PROBLEM >>
Any image in the records should be left out; output everything else exactly.

········

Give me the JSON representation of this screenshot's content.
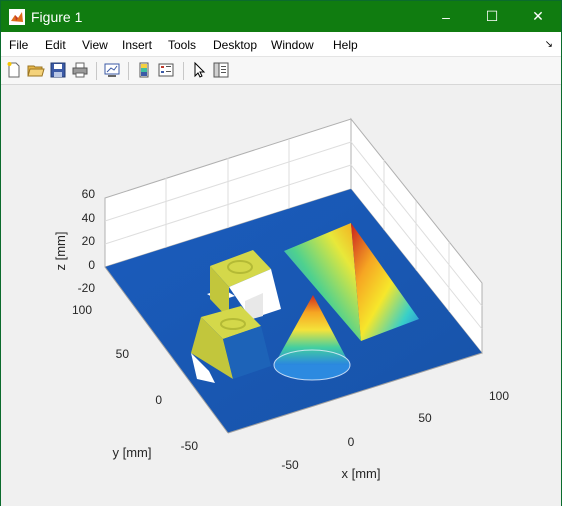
{
  "window": {
    "title": "Figure 1",
    "controls": {
      "minimize": "–",
      "maximize": "☐",
      "close": "✕"
    }
  },
  "menu": {
    "items": [
      "File",
      "Edit",
      "View",
      "Insert",
      "Tools",
      "Desktop",
      "Window",
      "Help"
    ],
    "overflow_arrow": "↘"
  },
  "toolbar": {
    "icons": [
      "new-figure-icon",
      "open-file-icon",
      "save-icon",
      "print-icon",
      "link-plot-icon",
      "insert-colorbar-icon",
      "insert-legend-icon",
      "edit-plot-icon",
      "property-inspector-icon"
    ]
  },
  "chart_data": {
    "type": "surface3d",
    "title": "",
    "xlabel": "x [mm]",
    "ylabel": "y [mm]",
    "zlabel": "z [mm]",
    "xlim": [
      -100,
      100
    ],
    "ylim": [
      -100,
      100
    ],
    "zlim": [
      -20,
      60
    ],
    "xticks": [
      -50,
      0,
      50,
      100
    ],
    "yticks": [
      -50,
      0,
      50,
      100
    ],
    "zticks": [
      -20,
      0,
      20,
      40,
      60
    ],
    "grid": true,
    "colormap": "parula-jet",
    "objects": [
      {
        "name": "pyramid",
        "height": 40
      },
      {
        "name": "cone",
        "height": 35
      },
      {
        "name": "box-back",
        "height": 20
      },
      {
        "name": "box-front",
        "height": 20
      }
    ]
  },
  "colors": {
    "titlebar": "#107c10",
    "surface_base": "#1f5fb6",
    "box_top": "#d4d84a"
  }
}
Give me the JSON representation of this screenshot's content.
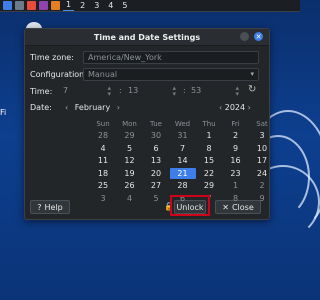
{
  "panel": {
    "workspaces": [
      "1",
      "2",
      "3",
      "4",
      "5"
    ],
    "active_workspace": "1"
  },
  "desktop": {
    "label_fragment": "Fi"
  },
  "dialog": {
    "title": "Time and Date Settings",
    "timezone_label": "Time zone:",
    "timezone_value": "America/New_York",
    "config_label": "Configuration:",
    "config_value": "Manual",
    "time_label": "Time:",
    "hour": "7",
    "minute": "13",
    "second": "53",
    "date_label": "Date:",
    "month": "February",
    "year": "2024",
    "weekdays": [
      "Sun",
      "Mon",
      "Tue",
      "Wed",
      "Thu",
      "Fri",
      "Sat"
    ],
    "weeks": [
      [
        "28",
        "29",
        "30",
        "31",
        "1",
        "2",
        "3"
      ],
      [
        "4",
        "5",
        "6",
        "7",
        "8",
        "9",
        "10"
      ],
      [
        "11",
        "12",
        "13",
        "14",
        "15",
        "16",
        "17"
      ],
      [
        "18",
        "19",
        "20",
        "21",
        "22",
        "23",
        "24"
      ],
      [
        "25",
        "26",
        "27",
        "28",
        "29",
        "1",
        "2"
      ],
      [
        "3",
        "4",
        "5",
        "6",
        "7",
        "8",
        "9"
      ]
    ],
    "selected_day": "21",
    "help_label": "Help",
    "unlock_label": "Unlock",
    "close_label": "Close"
  },
  "colors": {
    "accent": "#3d7ee8",
    "highlight": "#d0021b"
  }
}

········

RESULT >>
Give me the JSON representation of this screenshot's content.
{
  "window": {
    "title": "Figure 1",
    "controls": {
      "minimize": "–",
      "maximize": "☐",
      "close": "✕"
    }
  },
  "menu": {
    "items": [
      "File",
      "Edit",
      "View",
      "Insert",
      "Tools",
      "Desktop",
      "Window",
      "Help"
    ],
    "overflow_arrow": "↘"
  },
  "toolbar": {
    "icons": [
      "new-figure-icon",
      "open-file-icon",
      "save-icon",
      "print-icon",
      "link-plot-icon",
      "insert-colorbar-icon",
      "insert-legend-icon",
      "edit-plot-icon",
      "property-inspector-icon"
    ]
  },
  "chart_data": {
    "type": "surface3d",
    "title": "",
    "xlabel": "x [mm]",
    "ylabel": "y [mm]",
    "zlabel": "z [mm]",
    "xlim": [
      -100,
      100
    ],
    "ylim": [
      -100,
      100
    ],
    "zlim": [
      -20,
      60
    ],
    "xticks": [
      -50,
      0,
      50,
      100
    ],
    "yticks": [
      -50,
      0,
      50,
      100
    ],
    "zticks": [
      -20,
      0,
      20,
      40,
      60
    ],
    "grid": true,
    "colormap": "parula-jet",
    "objects": [
      {
        "name": "pyramid",
        "height": 40
      },
      {
        "name": "cone",
        "height": 35
      },
      {
        "name": "box-back",
        "height": 20
      },
      {
        "name": "box-front",
        "height": 20
      }
    ]
  },
  "colors": {
    "titlebar": "#107c10",
    "surface_base": "#1f5fb6",
    "box_top": "#d4d84a"
  }
}
Give me the JSON representation of this screenshot's content.
{
  "panel": {
    "workspaces": [
      "1",
      "2",
      "3",
      "4",
      "5"
    ],
    "active_workspace": "1"
  },
  "desktop": {
    "label_fragment": "Fi"
  },
  "dialog": {
    "title": "Time and Date Settings",
    "timezone_label": "Time zone:",
    "timezone_value": "America/New_York",
    "config_label": "Configuration:",
    "config_value": "Manual",
    "time_label": "Time:",
    "hour": "7",
    "minute": "13",
    "second": "53",
    "date_label": "Date:",
    "month": "February",
    "year": "2024",
    "weekdays": [
      "Sun",
      "Mon",
      "Tue",
      "Wed",
      "Thu",
      "Fri",
      "Sat"
    ],
    "weeks": [
      [
        "28",
        "29",
        "30",
        "31",
        "1",
        "2",
        "3"
      ],
      [
        "4",
        "5",
        "6",
        "7",
        "8",
        "9",
        "10"
      ],
      [
        "11",
        "12",
        "13",
        "14",
        "15",
        "16",
        "17"
      ],
      [
        "18",
        "19",
        "20",
        "21",
        "22",
        "23",
        "24"
      ],
      [
        "25",
        "26",
        "27",
        "28",
        "29",
        "1",
        "2"
      ],
      [
        "3",
        "4",
        "5",
        "6",
        "7",
        "8",
        "9"
      ]
    ],
    "selected_day": "21",
    "help_label": "Help",
    "unlock_label": "Unlock",
    "close_label": "Close"
  },
  "colors": {
    "accent": "#3d7ee8",
    "highlight": "#d0021b"
  }
}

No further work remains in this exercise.